Quality of Education

Just like the healthcare sector, the education sector could strongly benefit from reforms. This is specifically the case in higher education institutions which are not always up to international standards and are thus often not able to offer a well-rounded education.

Outdated teaching methods are one of the main issues. Teachers often focus more on discipline in the classroom than on lively discussions and interaction. Censorship and interference from the government are also still very common and make for a stifling teaching environment. Many Vietnamese children eventually graduate successfully. However, graduates who begin to work for international companies may need to be retrained.

Quality of Teaching

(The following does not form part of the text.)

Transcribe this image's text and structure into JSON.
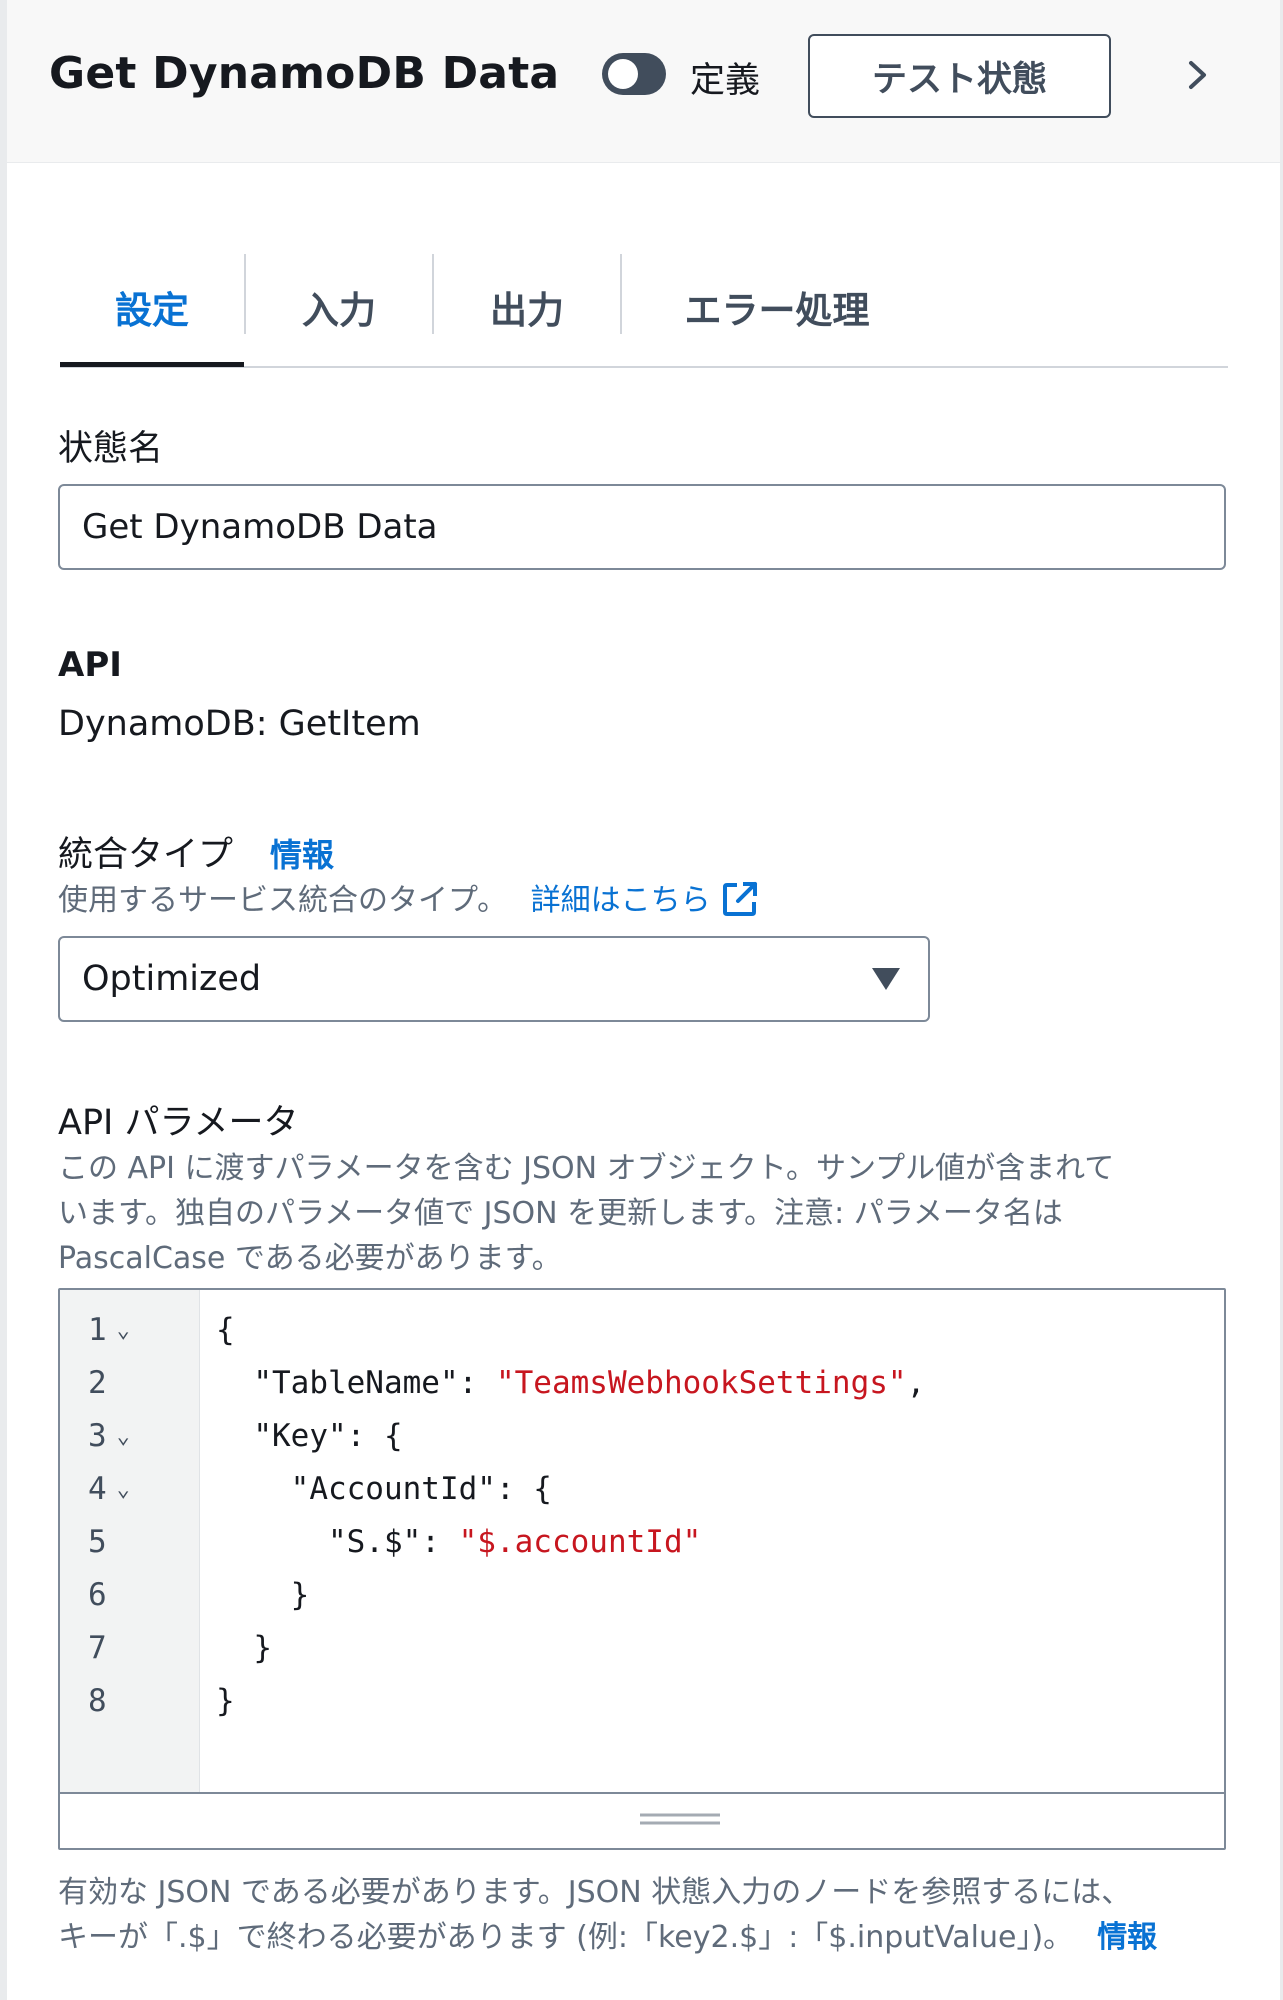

As mentioned above, the teaching quality in the classroom depends largely on the individual teacher. If you send your children to a Vietnamese school, they will be expected to be passively attentive and studious. To children who are used to teaching methods prevalent in Western countries this may come as a bit of a shock. After all, they may have gotten used to lively interaction in the class room.

Since public schools are often underfunded, they cannot offer all the subjects they should or would want to. For that reason, private language centers are in high demand. They offer English as a second language to students of all age groups who hope to improve their professional opportunities. Expats are often hired to teach these classes. Unfortunately, not every expat is qualified to teach and more often than not, these language courses lack severely in quality.

Safety and Security

In general, Vietnam is a safe country to travel to. Violent crimes are rather rare, and terrorist threats were also not common at the time of writing. However, foreigners are often the victim of pick pocketing and other petty crimes. In bigger cities where tourists like to gather, motorcyclists snatch purses, bags and cameras from pedestrians and cyclo passengers.

When you use public transportation, it is important that you only use cyclos (pedicabs) which are associated with hotels or restaurants. That way, you can be sure not to fall victim to robbers or kidnappers. Airport taxis (noi bai taxi) or official vehicles which are provided by your hotel are generally safe. In Hanoi or Ho Chi Minh City, the same rules apply as in any other city around the world: Be cautious and use your common sense.

InterNations Expat Magazine